“We always explain ourselves from a position of self-interest, and what we do is help you reframe it so you’re saying it from more of a community interest, to be able to then identify people with whom you have this shared value proposition. You can help them and they can help you. This is how you’re going to build these coalitions of trust and understanding.”

Wicked Ideas teaches clients this process, which Hrabluk says is a way to work with stakeholders to solve potentially damaging and controversial issues before they even arise. 

“It’s a different form of risk-management, because we are going to help you build coalitions anchored in hope and moving forward, and we’re going to do that before you’re in trouble. So when challenges come at you, there are some people who got your back,” Hrabluk says.

“That’s what we help you figure out so you can continue to move towards the goals you have set for yourselves that are aligned with [those of] the community.”

So far, Wicked Ideas has worked with over a dozen clients across New Brunswick, in Ontario and Texas. One of the company’s most recent projects was assisting New Brunswick’s Commission on Hydraulic Fracturing with the creation of their report, which was released in February.

“In seven months what we were able to do was design a stakeholder engagement process for them. I spoke with over 200 people but did not hold any public forums where they sat in a church hall and people came,” Hrabluk says.

“[Because] I don’t think that’s effective at all, that to me is political theatre. You don’t have real conversations there. But you can have authentic conversations with people around a table.”

The report essentially gave hydraulic fracturing a “yellow light,” presenting recommendations that should be met if the practice were to move forward in the province. The report was generally well received among industry, environmental and indigenous leaders as a way to move forward on the issue.

“Considering where the fracking file had sat prior to the naming that commission, that I think is a great success,” says Hrabluk.

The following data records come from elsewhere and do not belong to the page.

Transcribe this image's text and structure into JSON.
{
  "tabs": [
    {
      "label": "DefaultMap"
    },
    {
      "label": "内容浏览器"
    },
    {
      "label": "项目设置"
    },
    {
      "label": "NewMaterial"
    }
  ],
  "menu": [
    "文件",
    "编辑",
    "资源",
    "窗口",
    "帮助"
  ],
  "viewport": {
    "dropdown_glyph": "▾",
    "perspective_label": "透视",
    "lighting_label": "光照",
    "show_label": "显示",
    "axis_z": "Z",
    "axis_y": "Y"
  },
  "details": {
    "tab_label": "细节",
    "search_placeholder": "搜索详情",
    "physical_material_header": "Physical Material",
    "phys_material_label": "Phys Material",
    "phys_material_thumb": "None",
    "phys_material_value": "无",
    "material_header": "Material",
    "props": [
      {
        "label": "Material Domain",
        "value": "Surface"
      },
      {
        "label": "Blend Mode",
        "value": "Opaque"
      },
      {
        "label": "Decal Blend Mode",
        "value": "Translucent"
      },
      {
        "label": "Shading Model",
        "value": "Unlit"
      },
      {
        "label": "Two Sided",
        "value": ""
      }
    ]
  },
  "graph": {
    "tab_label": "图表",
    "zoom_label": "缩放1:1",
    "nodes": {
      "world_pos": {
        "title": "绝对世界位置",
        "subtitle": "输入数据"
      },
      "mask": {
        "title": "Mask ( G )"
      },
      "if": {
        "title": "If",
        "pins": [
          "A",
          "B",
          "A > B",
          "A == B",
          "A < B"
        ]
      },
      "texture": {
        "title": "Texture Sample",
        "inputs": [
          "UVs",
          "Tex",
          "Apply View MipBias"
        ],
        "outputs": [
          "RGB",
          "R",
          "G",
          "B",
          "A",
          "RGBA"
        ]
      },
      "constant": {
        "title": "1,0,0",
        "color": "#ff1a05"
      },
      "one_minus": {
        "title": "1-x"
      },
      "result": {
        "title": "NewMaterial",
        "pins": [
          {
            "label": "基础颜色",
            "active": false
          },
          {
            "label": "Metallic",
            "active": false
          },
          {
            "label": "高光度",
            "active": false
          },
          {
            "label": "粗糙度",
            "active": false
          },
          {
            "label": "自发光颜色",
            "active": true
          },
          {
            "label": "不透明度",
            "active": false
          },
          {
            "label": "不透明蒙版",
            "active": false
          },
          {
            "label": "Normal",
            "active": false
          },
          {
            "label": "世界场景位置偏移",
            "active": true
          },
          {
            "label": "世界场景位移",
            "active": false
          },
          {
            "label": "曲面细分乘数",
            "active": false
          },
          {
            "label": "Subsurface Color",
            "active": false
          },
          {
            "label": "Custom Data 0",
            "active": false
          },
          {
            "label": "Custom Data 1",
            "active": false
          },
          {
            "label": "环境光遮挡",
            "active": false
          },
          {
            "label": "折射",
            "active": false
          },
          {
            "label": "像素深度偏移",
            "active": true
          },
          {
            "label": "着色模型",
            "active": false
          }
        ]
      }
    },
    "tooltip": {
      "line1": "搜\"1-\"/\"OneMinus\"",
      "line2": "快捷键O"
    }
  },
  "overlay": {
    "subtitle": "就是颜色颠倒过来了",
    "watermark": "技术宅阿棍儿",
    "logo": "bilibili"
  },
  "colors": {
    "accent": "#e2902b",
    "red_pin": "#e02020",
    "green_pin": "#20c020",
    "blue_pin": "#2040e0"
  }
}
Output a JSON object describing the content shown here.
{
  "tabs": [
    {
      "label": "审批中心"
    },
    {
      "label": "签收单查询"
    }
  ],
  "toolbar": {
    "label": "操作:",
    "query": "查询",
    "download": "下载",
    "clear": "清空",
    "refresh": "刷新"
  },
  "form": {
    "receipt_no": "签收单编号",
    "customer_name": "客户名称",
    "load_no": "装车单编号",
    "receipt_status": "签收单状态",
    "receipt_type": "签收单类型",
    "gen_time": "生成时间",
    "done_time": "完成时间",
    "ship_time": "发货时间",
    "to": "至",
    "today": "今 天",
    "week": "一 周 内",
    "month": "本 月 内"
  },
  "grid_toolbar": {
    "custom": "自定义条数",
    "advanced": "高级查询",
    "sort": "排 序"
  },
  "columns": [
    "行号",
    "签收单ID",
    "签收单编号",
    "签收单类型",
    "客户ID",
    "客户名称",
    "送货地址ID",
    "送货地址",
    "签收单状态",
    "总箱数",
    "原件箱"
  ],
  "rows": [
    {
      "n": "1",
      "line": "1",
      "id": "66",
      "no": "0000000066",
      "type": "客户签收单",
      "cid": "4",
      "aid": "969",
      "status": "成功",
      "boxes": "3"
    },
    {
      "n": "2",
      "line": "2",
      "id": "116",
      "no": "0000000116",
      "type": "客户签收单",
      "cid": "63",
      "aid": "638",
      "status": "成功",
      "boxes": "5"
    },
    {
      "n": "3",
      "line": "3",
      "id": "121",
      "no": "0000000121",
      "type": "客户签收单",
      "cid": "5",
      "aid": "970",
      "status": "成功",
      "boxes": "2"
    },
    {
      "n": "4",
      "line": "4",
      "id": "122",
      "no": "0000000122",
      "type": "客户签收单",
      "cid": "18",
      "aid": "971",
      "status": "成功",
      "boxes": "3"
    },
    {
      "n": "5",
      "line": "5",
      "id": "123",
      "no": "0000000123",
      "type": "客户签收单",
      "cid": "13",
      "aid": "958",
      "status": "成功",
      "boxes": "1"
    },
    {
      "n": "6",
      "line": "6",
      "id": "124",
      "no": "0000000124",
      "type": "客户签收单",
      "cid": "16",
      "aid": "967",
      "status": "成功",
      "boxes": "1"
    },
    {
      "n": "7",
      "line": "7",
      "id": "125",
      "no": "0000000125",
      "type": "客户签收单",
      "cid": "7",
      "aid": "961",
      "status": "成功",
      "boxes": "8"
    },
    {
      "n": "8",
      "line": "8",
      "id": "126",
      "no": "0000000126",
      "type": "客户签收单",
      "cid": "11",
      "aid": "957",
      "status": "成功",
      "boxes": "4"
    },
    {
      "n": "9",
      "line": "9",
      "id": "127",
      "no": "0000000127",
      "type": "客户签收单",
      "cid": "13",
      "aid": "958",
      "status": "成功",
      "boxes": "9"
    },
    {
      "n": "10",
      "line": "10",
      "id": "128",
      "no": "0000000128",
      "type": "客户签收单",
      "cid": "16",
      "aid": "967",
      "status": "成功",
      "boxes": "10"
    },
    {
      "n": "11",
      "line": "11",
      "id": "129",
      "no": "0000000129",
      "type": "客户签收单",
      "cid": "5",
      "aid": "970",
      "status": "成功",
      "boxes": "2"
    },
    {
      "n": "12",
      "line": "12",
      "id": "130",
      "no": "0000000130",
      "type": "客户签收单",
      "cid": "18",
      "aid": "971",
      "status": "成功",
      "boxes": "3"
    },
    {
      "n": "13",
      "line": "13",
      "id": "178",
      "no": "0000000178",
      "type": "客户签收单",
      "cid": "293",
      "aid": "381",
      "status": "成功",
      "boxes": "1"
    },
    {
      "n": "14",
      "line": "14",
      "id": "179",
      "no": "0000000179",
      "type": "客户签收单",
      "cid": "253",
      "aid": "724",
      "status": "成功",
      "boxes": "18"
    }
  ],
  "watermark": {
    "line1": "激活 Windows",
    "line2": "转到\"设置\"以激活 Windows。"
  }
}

With the rise of technology, public affairs are now truly happening in public. Business decisions, whether they are being undertaken by government actors or private firms, can no longer be conceived and completed entirely behind closed doors. A business will face a huge public backlash if it simply marches into a community and announces a huge project without properly consulting relevant stakeholders beforehand. An improved focus on building relationships with stakeholders, and on understanding the issues and concerns of communities, will make it easier for businesses to move forward on projects and to solve complex problems when they happen.

“You need to now develop relationships with your community the same way you once coveted and nurtured relationships with senior civil servants, cabinet ministers and political leaders,” says Hrabluk. “You need to nurture those relationships at the street level.”

Going forward, Hrabluk would like to see Wicked Ideas make a name for itself as the go-to company for helping groups do just that.

“We want to be Ghostbusters,” she says. “We want to be the first thing you think of when you have to deal with a big issue and you want to do it right and you want to build a strong relationship with the community that you serve. We want to be the first person you call.”